My Lords, does the Minister agree that we should all be better off if the General had not wilfully blocked our entry to the European Community?

Lord Trefgarne

My Lords, the noble Lord puts a different gloss on these matters. I can only add that we have come a long way since the battle of Waterloo, which was 175 years ago today.

Lord Cledwyn of Penrhos

My Lords, the noble Lord said that discussions on 3rd May had been fruitful. Can he tell the House precisely what was fruitful about them? Can he also say whether there was any discussion at that time about the social charter? Are we moving anywhere nearer to the French in their attitude toward that charter? Moreover, can he say whether there was any discussion about the ERM and our attitude about joining the ERM fairly soon?

Lord Trefgarne

My Lords, my noble friend Lord Caithness dealt exhaustively with the ERM a Question or so ago. I hope that the noble Lord will forgive me if I am not dragged down that particular path. As for the social charter, the noble Lord knows the views of the Government. I can assure him that they have not changed.

Lord Mellish

My Lords, is the Minister aware that some of those on this side of the House believe that there would not be a France were it not for the Americans and the British—the nation of France would not exist? That is my first question. Secondly, does he agree that it is odd that France is not a member of NATO and still believes that she won the battle of Waterloo? Has the Minister anything to say about that?

Lord Trefgarne

My Lords, I am not sure that I want to follow the noble Lord down that path. So far as our wartime experiences go, the part played by the Free French under the leadership of General de Gaulle was indeed remarkable.

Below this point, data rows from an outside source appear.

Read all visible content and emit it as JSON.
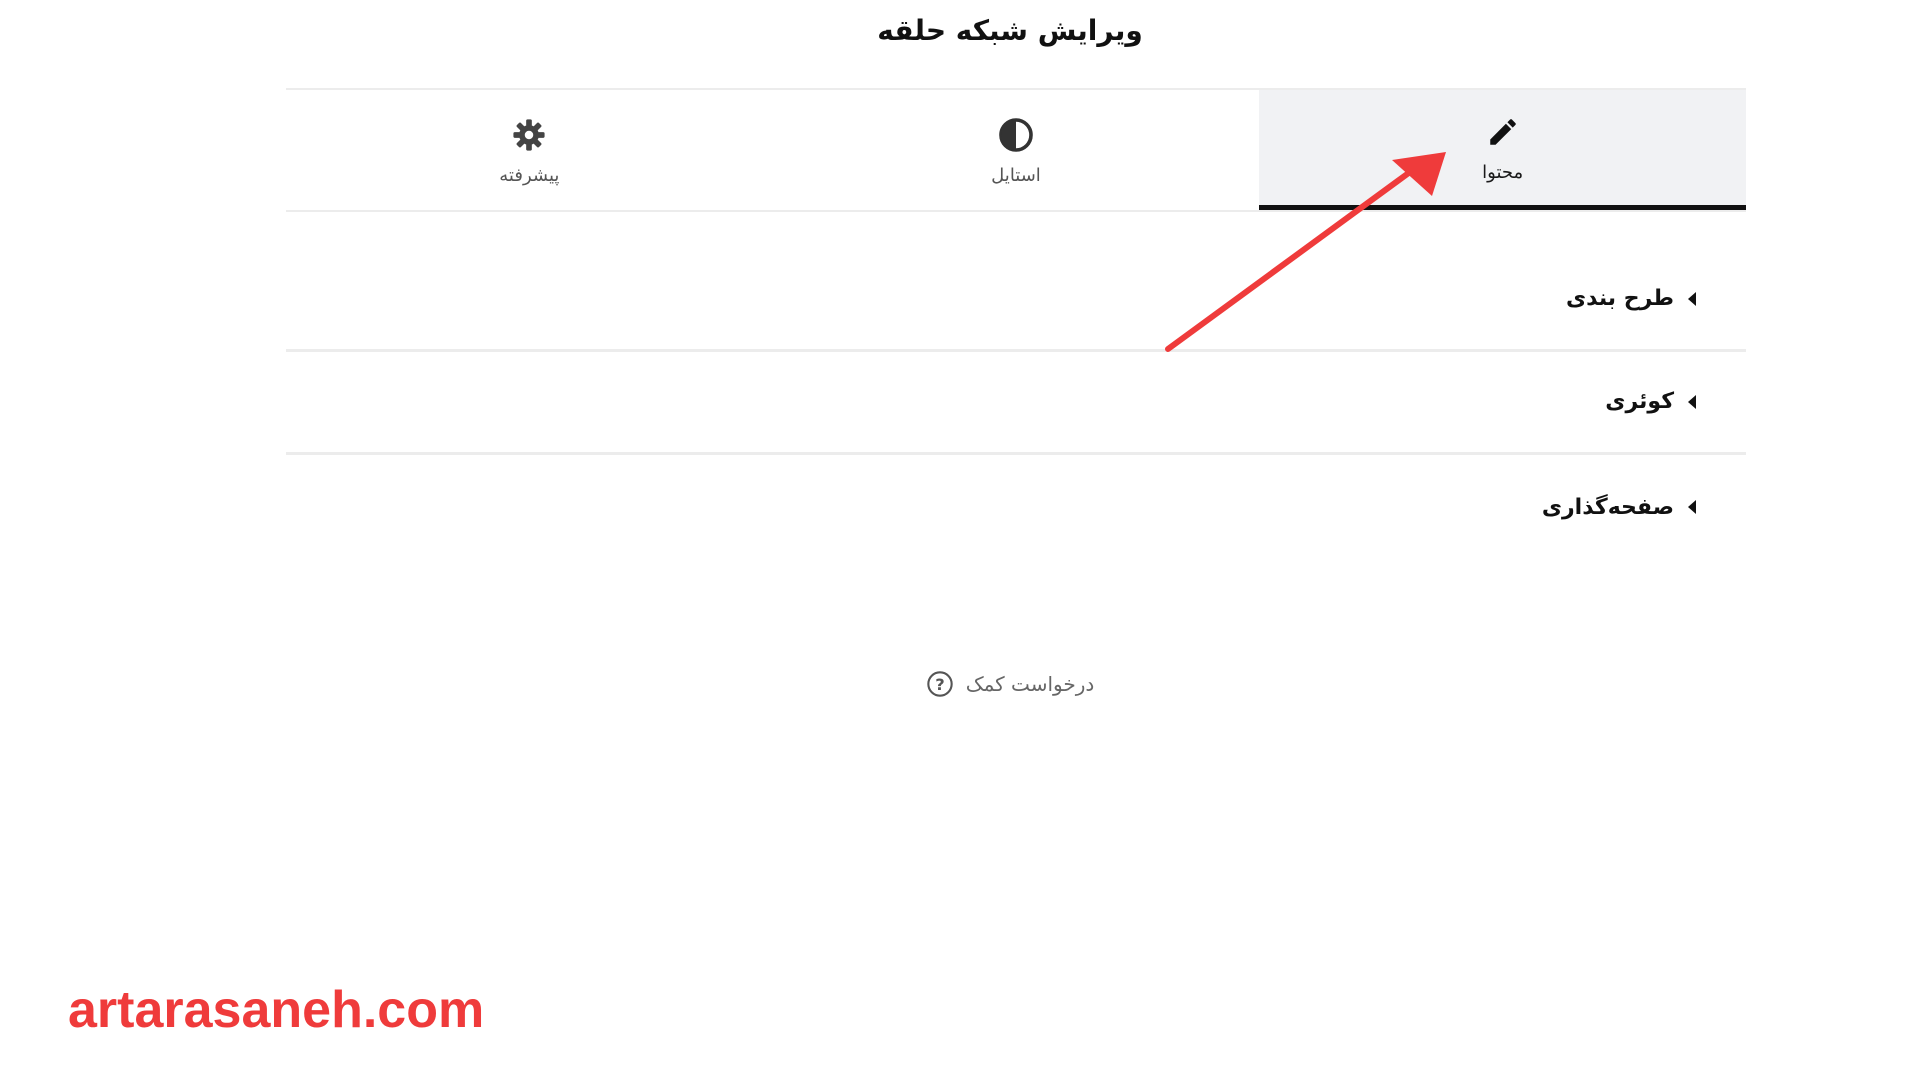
{
  "header": {
    "title": "ویرایش شبکه حلقه"
  },
  "tabs": [
    {
      "label": "محتوا",
      "icon": "pencil-icon",
      "active": true
    },
    {
      "label": "استایل",
      "icon": "half-circle-icon",
      "active": false
    },
    {
      "label": "پیشرفته",
      "icon": "gear-icon",
      "active": false
    }
  ],
  "sections": [
    {
      "label": "طرح بندی"
    },
    {
      "label": "کوئری"
    },
    {
      "label": "صفحه‌گذاری"
    }
  ],
  "help": {
    "label": "درخواست کمک",
    "icon": "question-circle-icon"
  },
  "watermark": {
    "text": "artarasaneh.com",
    "color": "#ef3b3b"
  },
  "annotation": {
    "color": "#ef3b3b"
  }
}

Lord Monson

My Lords, does the Minister agree that 50 years ago the British and Free French set aside their traditional commercial and cultural rivalries to fight side by side against a common enemy? Does he further agree that, as today there is no common enemy, naturally traditional rivalries must to some extent reassert themselves? Will he confirm that on a purely unofficial, person-to-person level, relations between the British and the French are probably better today than they have ever been?

Lord Trefgarne

My Lords, I think that the noble Lord is quite right. Our relations with France today are extraordinarily warm, friendly, cordial and very constructive. I believe that they have been made even better through the European Community and indeed will go further with the completion of the single European market.

Lord Donoughue

My Lords, does the Minister agree that one constructive and practical way to bring France closer to Britain would be to build a proper and modern railway between London and Paris?

Lord Trefgarne

My Lords, we had better get the tunnel finished first.

Lord John-Mackie

My Lords, can the Minister say why we are concentrating on France when there are 11 other countries in the EC?

Lord Trefgarne

My Lords, my Answers have related to the Question on the Order Paper which specifically referred to France.